▶ Dataset entries
== Segment start ==

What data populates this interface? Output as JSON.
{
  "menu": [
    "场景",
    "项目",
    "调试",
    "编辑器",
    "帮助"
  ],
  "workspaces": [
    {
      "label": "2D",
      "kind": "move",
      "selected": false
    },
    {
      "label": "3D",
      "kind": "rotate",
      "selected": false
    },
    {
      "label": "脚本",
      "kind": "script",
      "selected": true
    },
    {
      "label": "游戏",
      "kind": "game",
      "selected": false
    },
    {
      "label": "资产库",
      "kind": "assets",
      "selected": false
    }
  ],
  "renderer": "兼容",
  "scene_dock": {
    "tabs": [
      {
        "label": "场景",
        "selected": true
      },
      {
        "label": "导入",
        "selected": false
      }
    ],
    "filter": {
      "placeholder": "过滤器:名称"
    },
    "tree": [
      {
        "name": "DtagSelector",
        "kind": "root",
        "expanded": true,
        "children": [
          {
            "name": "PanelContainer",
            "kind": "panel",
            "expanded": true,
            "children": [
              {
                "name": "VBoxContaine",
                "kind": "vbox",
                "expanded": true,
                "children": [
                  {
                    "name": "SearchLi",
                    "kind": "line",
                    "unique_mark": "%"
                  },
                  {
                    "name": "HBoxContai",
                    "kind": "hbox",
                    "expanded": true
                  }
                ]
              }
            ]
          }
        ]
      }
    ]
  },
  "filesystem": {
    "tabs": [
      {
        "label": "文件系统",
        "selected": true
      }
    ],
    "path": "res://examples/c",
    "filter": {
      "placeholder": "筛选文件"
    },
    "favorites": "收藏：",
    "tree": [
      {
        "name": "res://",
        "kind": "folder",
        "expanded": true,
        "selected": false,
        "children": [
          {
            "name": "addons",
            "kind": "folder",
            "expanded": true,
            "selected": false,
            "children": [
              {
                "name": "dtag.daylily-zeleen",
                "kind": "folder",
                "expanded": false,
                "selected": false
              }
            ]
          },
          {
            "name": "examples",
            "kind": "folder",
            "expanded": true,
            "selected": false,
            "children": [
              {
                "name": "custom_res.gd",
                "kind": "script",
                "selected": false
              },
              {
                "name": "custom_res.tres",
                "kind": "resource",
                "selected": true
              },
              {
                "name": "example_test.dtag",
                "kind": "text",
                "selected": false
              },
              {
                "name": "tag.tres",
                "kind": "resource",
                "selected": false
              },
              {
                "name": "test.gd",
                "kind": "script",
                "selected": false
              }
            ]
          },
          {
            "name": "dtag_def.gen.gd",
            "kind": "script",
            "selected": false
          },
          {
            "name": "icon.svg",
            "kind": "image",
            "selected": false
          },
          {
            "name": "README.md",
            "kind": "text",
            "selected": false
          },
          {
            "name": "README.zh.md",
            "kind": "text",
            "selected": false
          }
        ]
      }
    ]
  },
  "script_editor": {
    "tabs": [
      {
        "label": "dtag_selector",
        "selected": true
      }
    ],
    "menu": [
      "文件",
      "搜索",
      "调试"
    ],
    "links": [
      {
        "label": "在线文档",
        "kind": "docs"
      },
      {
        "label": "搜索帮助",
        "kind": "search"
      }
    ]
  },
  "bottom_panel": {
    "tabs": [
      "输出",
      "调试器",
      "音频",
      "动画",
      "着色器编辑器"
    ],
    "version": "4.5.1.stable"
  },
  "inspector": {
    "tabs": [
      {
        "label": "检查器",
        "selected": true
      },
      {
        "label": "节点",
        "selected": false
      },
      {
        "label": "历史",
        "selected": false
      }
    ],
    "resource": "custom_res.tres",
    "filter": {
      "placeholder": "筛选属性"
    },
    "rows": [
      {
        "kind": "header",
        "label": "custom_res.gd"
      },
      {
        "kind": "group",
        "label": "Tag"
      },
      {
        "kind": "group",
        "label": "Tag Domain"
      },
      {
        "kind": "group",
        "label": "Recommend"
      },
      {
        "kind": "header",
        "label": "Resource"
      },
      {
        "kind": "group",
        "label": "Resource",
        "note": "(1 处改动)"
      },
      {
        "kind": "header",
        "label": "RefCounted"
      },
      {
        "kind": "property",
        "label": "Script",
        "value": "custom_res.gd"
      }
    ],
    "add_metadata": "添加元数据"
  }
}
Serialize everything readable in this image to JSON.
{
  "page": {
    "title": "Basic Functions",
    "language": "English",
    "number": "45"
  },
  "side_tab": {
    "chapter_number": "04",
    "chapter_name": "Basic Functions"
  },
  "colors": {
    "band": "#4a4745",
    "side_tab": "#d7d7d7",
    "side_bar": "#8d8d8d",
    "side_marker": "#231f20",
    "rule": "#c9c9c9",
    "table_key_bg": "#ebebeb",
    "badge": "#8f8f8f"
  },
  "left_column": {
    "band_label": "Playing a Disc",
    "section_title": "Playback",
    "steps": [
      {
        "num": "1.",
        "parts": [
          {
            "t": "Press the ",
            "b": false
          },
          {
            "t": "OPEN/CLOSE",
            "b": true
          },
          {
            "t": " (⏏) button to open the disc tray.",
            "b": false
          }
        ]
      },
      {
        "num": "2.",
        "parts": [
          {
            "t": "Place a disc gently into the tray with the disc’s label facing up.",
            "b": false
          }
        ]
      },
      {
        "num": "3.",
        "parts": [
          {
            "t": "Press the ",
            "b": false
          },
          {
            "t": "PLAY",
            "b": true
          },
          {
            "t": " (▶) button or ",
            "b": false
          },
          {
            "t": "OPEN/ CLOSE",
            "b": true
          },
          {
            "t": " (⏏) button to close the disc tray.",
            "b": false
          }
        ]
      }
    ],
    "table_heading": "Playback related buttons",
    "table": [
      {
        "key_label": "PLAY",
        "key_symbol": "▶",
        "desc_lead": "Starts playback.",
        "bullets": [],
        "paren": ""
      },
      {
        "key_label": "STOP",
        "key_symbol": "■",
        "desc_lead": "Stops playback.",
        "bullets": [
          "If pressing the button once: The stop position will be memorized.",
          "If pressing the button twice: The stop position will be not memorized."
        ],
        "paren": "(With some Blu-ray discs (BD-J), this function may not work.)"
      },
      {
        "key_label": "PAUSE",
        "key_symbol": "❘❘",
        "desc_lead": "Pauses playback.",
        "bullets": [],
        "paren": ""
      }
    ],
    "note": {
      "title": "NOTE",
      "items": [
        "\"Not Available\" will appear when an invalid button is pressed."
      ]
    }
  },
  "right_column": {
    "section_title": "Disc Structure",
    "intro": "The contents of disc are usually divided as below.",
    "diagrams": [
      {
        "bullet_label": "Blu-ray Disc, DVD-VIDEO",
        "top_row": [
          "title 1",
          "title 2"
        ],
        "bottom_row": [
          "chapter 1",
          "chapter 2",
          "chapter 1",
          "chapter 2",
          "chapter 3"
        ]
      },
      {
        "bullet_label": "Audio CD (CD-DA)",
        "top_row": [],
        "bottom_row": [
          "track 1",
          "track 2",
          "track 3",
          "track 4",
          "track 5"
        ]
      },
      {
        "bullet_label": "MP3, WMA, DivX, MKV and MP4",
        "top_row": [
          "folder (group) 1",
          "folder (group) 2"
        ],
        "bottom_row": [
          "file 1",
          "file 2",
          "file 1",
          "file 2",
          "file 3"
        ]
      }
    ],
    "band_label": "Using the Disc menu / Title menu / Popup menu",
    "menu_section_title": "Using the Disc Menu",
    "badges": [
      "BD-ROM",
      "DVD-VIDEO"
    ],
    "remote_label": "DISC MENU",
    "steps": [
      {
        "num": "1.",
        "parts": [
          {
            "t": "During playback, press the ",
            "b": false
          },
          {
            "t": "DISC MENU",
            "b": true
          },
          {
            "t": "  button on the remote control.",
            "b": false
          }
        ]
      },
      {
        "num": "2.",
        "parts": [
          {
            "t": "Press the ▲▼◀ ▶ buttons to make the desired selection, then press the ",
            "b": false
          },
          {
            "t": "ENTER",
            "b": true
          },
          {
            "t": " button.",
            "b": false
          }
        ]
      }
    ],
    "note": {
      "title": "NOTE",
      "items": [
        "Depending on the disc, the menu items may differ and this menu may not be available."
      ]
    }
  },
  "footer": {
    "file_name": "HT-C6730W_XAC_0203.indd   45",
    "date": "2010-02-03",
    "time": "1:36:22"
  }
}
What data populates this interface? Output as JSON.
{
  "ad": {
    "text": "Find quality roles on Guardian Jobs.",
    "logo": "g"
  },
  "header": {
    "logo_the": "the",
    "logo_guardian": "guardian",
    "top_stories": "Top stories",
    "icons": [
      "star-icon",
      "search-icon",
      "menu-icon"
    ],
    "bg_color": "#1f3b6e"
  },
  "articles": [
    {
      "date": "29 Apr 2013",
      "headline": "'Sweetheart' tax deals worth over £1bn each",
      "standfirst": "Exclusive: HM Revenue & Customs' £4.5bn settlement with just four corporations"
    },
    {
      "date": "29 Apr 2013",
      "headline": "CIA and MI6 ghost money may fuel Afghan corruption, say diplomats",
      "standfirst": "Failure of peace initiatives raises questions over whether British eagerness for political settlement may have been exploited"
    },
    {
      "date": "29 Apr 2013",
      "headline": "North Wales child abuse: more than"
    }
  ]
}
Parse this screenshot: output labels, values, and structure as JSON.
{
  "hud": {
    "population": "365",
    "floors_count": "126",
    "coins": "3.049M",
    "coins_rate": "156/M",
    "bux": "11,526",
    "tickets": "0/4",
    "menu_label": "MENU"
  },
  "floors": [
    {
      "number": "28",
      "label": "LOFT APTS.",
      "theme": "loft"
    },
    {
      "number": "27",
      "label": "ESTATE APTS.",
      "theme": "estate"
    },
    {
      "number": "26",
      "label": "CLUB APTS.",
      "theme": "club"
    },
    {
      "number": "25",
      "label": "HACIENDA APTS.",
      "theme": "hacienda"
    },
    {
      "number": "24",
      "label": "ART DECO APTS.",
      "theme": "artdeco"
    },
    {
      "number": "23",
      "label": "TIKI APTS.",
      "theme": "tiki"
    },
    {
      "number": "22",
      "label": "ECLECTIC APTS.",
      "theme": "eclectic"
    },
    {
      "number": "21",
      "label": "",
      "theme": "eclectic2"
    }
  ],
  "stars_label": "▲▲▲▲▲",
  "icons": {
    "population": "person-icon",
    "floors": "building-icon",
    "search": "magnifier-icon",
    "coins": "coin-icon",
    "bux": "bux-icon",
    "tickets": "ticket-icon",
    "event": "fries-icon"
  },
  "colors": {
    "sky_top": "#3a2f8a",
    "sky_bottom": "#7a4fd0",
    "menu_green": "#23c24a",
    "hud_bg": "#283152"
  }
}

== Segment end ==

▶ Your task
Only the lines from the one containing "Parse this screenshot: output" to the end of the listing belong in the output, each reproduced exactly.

▶ Exercise solution
Parse this screenshot: output labels, values, and structure as JSON.
{
  "hud": {
    "population": "365",
    "floors_count": "126",
    "coins": "3.049M",
    "coins_rate": "156/M",
    "bux": "11,526",
    "tickets": "0/4",
    "menu_label": "MENU"
  },
  "floors": [
    {
      "number": "28",
      "label": "LOFT APTS.",
      "theme": "loft"
    },
    {
      "number": "27",
      "label": "ESTATE APTS.",
      "theme": "estate"
    },
    {
      "number": "26",
      "label": "CLUB APTS.",
      "theme": "club"
    },
    {
      "number": "25",
      "label": "HACIENDA APTS.",
      "theme": "hacienda"
    },
    {
      "number": "24",
      "label": "ART DECO APTS.",
      "theme": "artdeco"
    },
    {
      "number": "23",
      "label": "TIKI APTS.",
      "theme": "tiki"
    },
    {
      "number": "22",
      "label": "ECLECTIC APTS.",
      "theme": "eclectic"
    },
    {
      "number": "21",
      "label": "",
      "theme": "eclectic2"
    }
  ],
  "stars_label": "▲▲▲▲▲",
  "icons": {
    "population": "person-icon",
    "floors": "building-icon",
    "search": "magnifier-icon",
    "coins": "coin-icon",
    "bux": "bux-icon",
    "tickets": "ticket-icon",
    "event": "fries-icon"
  },
  "colors": {
    "sky_top": "#3a2f8a",
    "sky_bottom": "#7a4fd0",
    "menu_green": "#23c24a",
    "hud_bg": "#283152"
  }
}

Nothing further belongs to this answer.